(MA) Anchor Bay Entertainment DVD/BD
Post-apocalyptic thriller The Day depicts a bleak future where civilised society has all but broken down completely due to unspecified causes.
We follow a small group of five survivors, who stumble upon a seemingly abandoned farmhouse in their search for food and shelter while evading unseen predators.
Their brief respite ends abruptly as they accidentally trigger an alarmed trap set by the predators, eventually revealed to be tribes of humans who have turned to organised cannibalism to survive. Outnumbered and surrounded, they must make a last stand through the night against former fellow human beings.
The first third of The Day is promising in its open focus on the individuals in the group, their hopes for a better future and despair at present calamities. However, as group members die and escalating in-group hostilities (including a very gruesome knife torture scene) and tense stand-offs with the cannibal tribe threaten to erupt into chaotic melees, the scenario is set for maximum adrenaline-fuelled bloody carnage.
Unfortunately, The Day quickly begins to suffer from the same “shoot-now-don’t-ask-later” syndrome that plagues films such as Looper and Sucker Punch.
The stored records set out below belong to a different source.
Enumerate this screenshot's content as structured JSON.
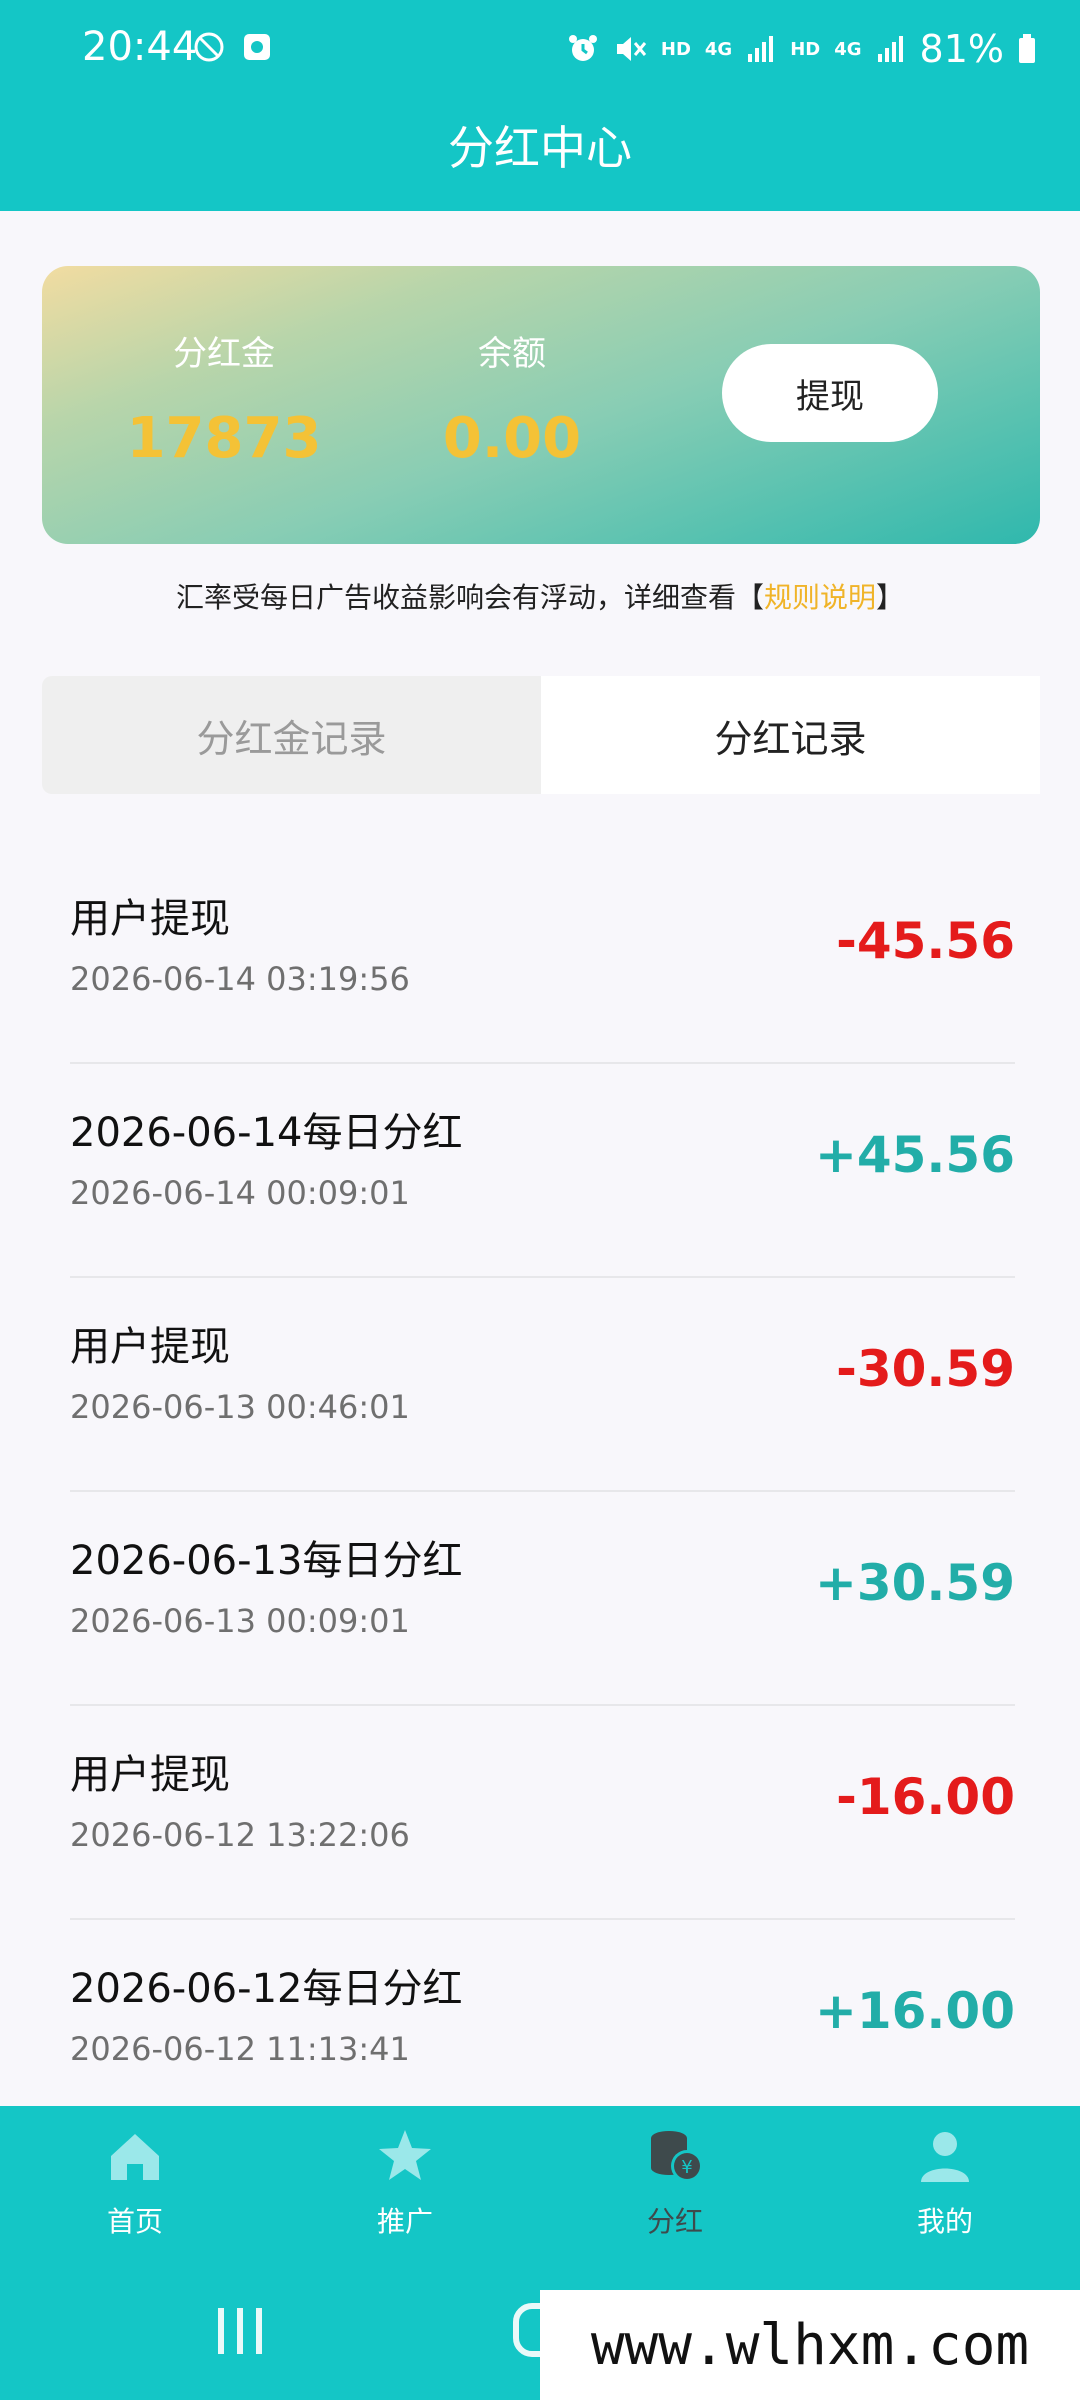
{
  "status_bar": {
    "time": "20:44",
    "battery": "81%",
    "network_tags": [
      "HD",
      "4G",
      "HD",
      "4G"
    ],
    "icons": [
      "do-not-disturb-icon",
      "app-notification-icon",
      "alarm-icon",
      "mute-icon",
      "signal-icon",
      "battery-icon"
    ]
  },
  "header": {
    "title": "分红中心"
  },
  "summary": {
    "dividend_label": "分红金",
    "dividend_value": "17873",
    "balance_label": "余额",
    "balance_value": "0.00",
    "withdraw_label": "提现"
  },
  "notice": {
    "text": "汇率受每日广告收益影响会有浮动，详细查看【",
    "link": "规则说明",
    "suffix": "】"
  },
  "tabs": [
    {
      "label": "分红金记录",
      "active": false
    },
    {
      "label": "分红记录",
      "active": true
    }
  ],
  "records": [
    {
      "title": "用户提现",
      "time": "2026-06-14 03:19:56",
      "amount": "-45.56",
      "type": "neg"
    },
    {
      "title": "2026-06-14每日分红",
      "time": "2026-06-14 00:09:01",
      "amount": "+45.56",
      "type": "pos"
    },
    {
      "title": "用户提现",
      "time": "2026-06-13 00:46:01",
      "amount": "-30.59",
      "type": "neg"
    },
    {
      "title": "2026-06-13每日分红",
      "time": "2026-06-13 00:09:01",
      "amount": "+30.59",
      "type": "pos"
    },
    {
      "title": "用户提现",
      "time": "2026-06-12 13:22:06",
      "amount": "-16.00",
      "type": "neg"
    },
    {
      "title": "2026-06-12每日分红",
      "time": "2026-06-12 11:13:41",
      "amount": "+16.00",
      "type": "pos"
    }
  ],
  "bottom_nav": [
    {
      "label": "首页",
      "icon": "home-icon",
      "active": false
    },
    {
      "label": "推广",
      "icon": "star-icon",
      "active": false
    },
    {
      "label": "分红",
      "icon": "coins-icon",
      "active": true
    },
    {
      "label": "我的",
      "icon": "user-icon",
      "active": false
    }
  ],
  "watermark": "www.wlhxm.com",
  "colors": {
    "primary": "#14c6c6",
    "gold": "#f4c236",
    "negative": "#e41b1b",
    "positive": "#22ada8"
  }
}
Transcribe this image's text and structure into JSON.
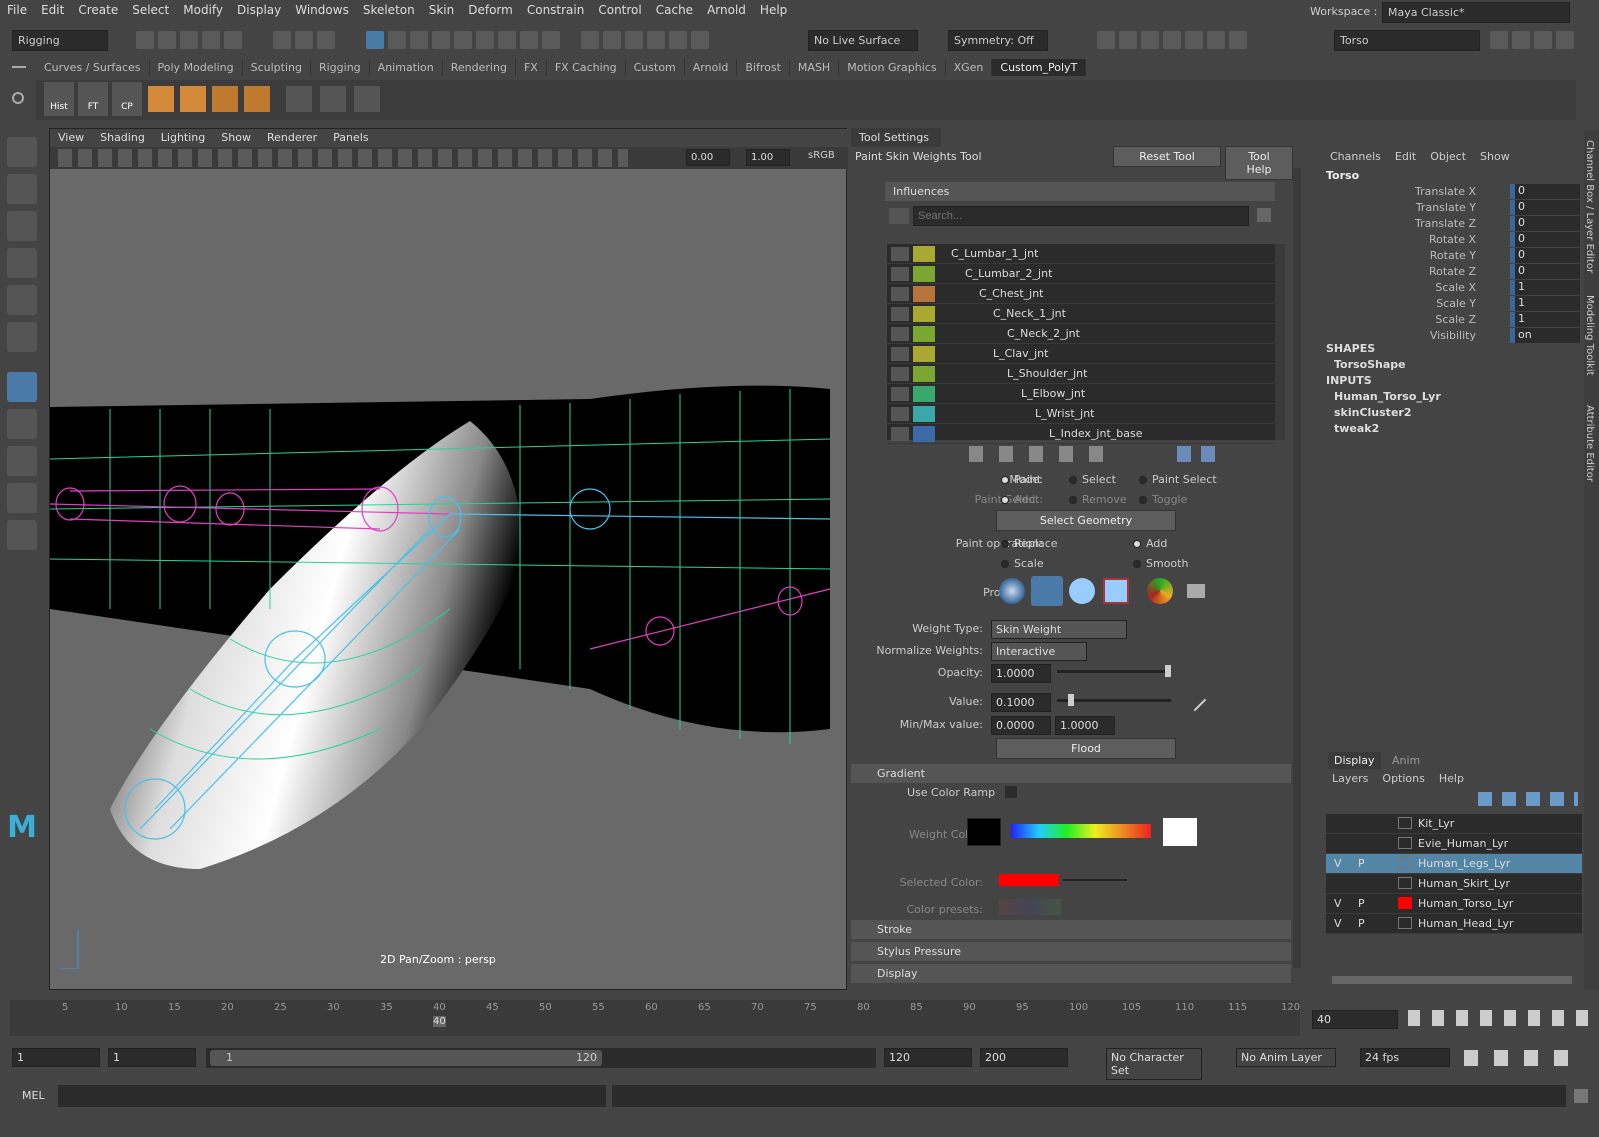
{
  "menu": [
    "File",
    "Edit",
    "Create",
    "Select",
    "Modify",
    "Display",
    "Windows",
    "Skeleton",
    "Skin",
    "Deform",
    "Constrain",
    "Control",
    "Cache",
    "Arnold",
    "Help"
  ],
  "workspace": {
    "label": "Workspace :",
    "value": "Maya Classic*"
  },
  "mode_menu": "Rigging",
  "live_surface": "No Live Surface",
  "symmetry": "Symmetry: Off",
  "object_field": "Torso",
  "shelf_tabs": [
    "Curves / Surfaces",
    "Poly Modeling",
    "Sculpting",
    "Rigging",
    "Animation",
    "Rendering",
    "FX",
    "FX Caching",
    "Custom",
    "Arnold",
    "Bifrost",
    "MASH",
    "Motion Graphics",
    "XGen",
    "Custom_PolyT"
  ],
  "shelf_active": "Custom_PolyT",
  "shelf_buttons": [
    "Hist",
    "FT",
    "CP"
  ],
  "viewport": {
    "menus": [
      "View",
      "Shading",
      "Lighting",
      "Show",
      "Renderer",
      "Panels"
    ],
    "field1": "0.00",
    "field2": "1.00",
    "colorspace": "sRGB",
    "caption": "2D Pan/Zoom : persp"
  },
  "tool_settings": {
    "header": "Tool Settings",
    "tool_name": "Paint Skin Weights Tool",
    "reset": "Reset Tool",
    "help": "Tool Help",
    "influences_label": "Influences",
    "search_placeholder": "Search...",
    "influences": [
      {
        "name": "C_Lumbar_1_jnt",
        "color": "#a8a832",
        "indent": 0
      },
      {
        "name": "C_Lumbar_2_jnt",
        "color": "#7aa632",
        "indent": 1
      },
      {
        "name": "C_Chest_jnt",
        "color": "#b8743a",
        "indent": 2
      },
      {
        "name": "C_Neck_1_jnt",
        "color": "#a8a832",
        "indent": 3
      },
      {
        "name": "C_Neck_2_jnt",
        "color": "#7aa632",
        "indent": 4
      },
      {
        "name": "L_Clav_jnt",
        "color": "#a8a832",
        "indent": 3
      },
      {
        "name": "L_Shoulder_jnt",
        "color": "#7aa632",
        "indent": 4
      },
      {
        "name": "L_Elbow_jnt",
        "color": "#3aa86a",
        "indent": 5
      },
      {
        "name": "L_Wrist_jnt",
        "color": "#3aa8a8",
        "indent": 6
      },
      {
        "name": "L_Index_jnt_base",
        "color": "#3a6aa8",
        "indent": 7
      }
    ],
    "mode_label": "Mode:",
    "mode_opts": [
      "Paint",
      "Select",
      "Paint Select"
    ],
    "paint_select_label": "Paint Select:",
    "paint_select_opts": [
      "Add",
      "Remove",
      "Toggle"
    ],
    "select_geometry": "Select Geometry",
    "paint_op_label": "Paint operation:",
    "paint_ops": [
      "Replace",
      "Add",
      "Scale",
      "Smooth"
    ],
    "profile_label": "Profile:",
    "weight_type_label": "Weight Type:",
    "weight_type": "Skin Weight",
    "normalize_label": "Normalize Weights:",
    "normalize": "Interactive",
    "opacity_label": "Opacity:",
    "opacity": "1.0000",
    "opacity_level": 1.0,
    "value_label": "Value:",
    "value": "0.1000",
    "value_level": 0.1,
    "minmax_label": "Min/Max value:",
    "min": "0.0000",
    "max": "1.0000",
    "flood": "Flood",
    "gradient": "Gradient",
    "use_color_ramp": "Use Color Ramp",
    "weight_color": "Weight Color:",
    "selected_color": "Selected Color:",
    "color_presets": "Color presets:",
    "stroke": "Stroke",
    "stylus": "Stylus Pressure",
    "display": "Display"
  },
  "channel_box": {
    "menus": [
      "Channels",
      "Edit",
      "Object",
      "Show"
    ],
    "object": "Torso",
    "channels": [
      {
        "k": "Translate X",
        "v": "0"
      },
      {
        "k": "Translate Y",
        "v": "0"
      },
      {
        "k": "Translate Z",
        "v": "0"
      },
      {
        "k": "Rotate X",
        "v": "0"
      },
      {
        "k": "Rotate Y",
        "v": "0"
      },
      {
        "k": "Rotate Z",
        "v": "0"
      },
      {
        "k": "Scale X",
        "v": "1"
      },
      {
        "k": "Scale Y",
        "v": "1"
      },
      {
        "k": "Scale Z",
        "v": "1"
      },
      {
        "k": "Visibility",
        "v": "on"
      }
    ],
    "shapes_label": "SHAPES",
    "shape": "TorsoShape",
    "inputs_label": "INPUTS",
    "inputs": [
      "Human_Torso_Lyr",
      "skinCluster2",
      "tweak2"
    ]
  },
  "layer_editor": {
    "tabs": [
      "Display",
      "Anim"
    ],
    "menus": [
      "Layers",
      "Options",
      "Help"
    ],
    "layers": [
      {
        "v": "",
        "p": "",
        "name": "Kit_Lyr",
        "color": ""
      },
      {
        "v": "",
        "p": "",
        "name": "Evie_Human_Lyr",
        "color": ""
      },
      {
        "v": "V",
        "p": "P",
        "name": "Human_Legs_Lyr",
        "color": ""
      },
      {
        "v": "",
        "p": "",
        "name": "Human_Skirt_Lyr",
        "color": ""
      },
      {
        "v": "V",
        "p": "P",
        "name": "Human_Torso_Lyr",
        "color": "#ff0000"
      },
      {
        "v": "V",
        "p": "P",
        "name": "Human_Head_Lyr",
        "color": ""
      }
    ],
    "selected": "Human_Legs_Lyr"
  },
  "side_tabs": [
    "Channel Box / Layer Editor",
    "Modeling Toolkit",
    "Attribute Editor"
  ],
  "timeline": {
    "ticks": [
      "5",
      "10",
      "15",
      "20",
      "25",
      "30",
      "35",
      "40",
      "45",
      "50",
      "55",
      "60",
      "65",
      "70",
      "75",
      "80",
      "85",
      "90",
      "95",
      "100",
      "105",
      "110",
      "115",
      "120"
    ],
    "current": "40",
    "current_field": "40"
  },
  "range": {
    "start": "1",
    "start2": "1",
    "slider_start": "1",
    "slider_end": "120",
    "end": "120",
    "end2": "200",
    "char_set": "No Character Set",
    "anim_layer": "No Anim Layer",
    "fps": "24 fps"
  },
  "cmd": {
    "label": "MEL"
  }
}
We are bombarded with an overabundance of highly stylised violence for one-and-a-half hours in an attempt to distract us from the lack of forethought and unexplained contradictions in the bleak, futuristic scenario.
Slick production values and action sequences do little to salvage the sketchy plot. Plot points are raised half-heartedly then inexplicably allowed to die. The characters are not developed well enough for us to care much about what happens to them, making what little growth there is to ring false.
Likewise, attempts at deeper observation into the nature and morality of human self-preservation and society are few and far between. This is disappointing for a film in this genre, which originated as a means of cynical commentary on human society.
It was refreshing, however, to finally see female characters able to do their fair share of fighting, steering away from the useless-damsel-in-distress female archetype so annoyingly overused in survival-horror ensembles.
What I love about post-apocalyptic survival horror/dystopian future films is the unique opportunity they can present for us to explore not only a hypothetical worst-case-scenario vision of the future, but also a hypothetical worst-case-scenario vision of ourselves as human beings when faced with catastrophe.
However, The Day, thanks largely to its skimping on plot in favour of gratuitous bloodshed, does not deliver much of either.
The consequence of this is a film that will provide good mindless entertainment for a rainy Saturday evening and satiate the casual viewer’s bloodlust. Veterans of the genre who have come to expect something meatier will leave feeling empty.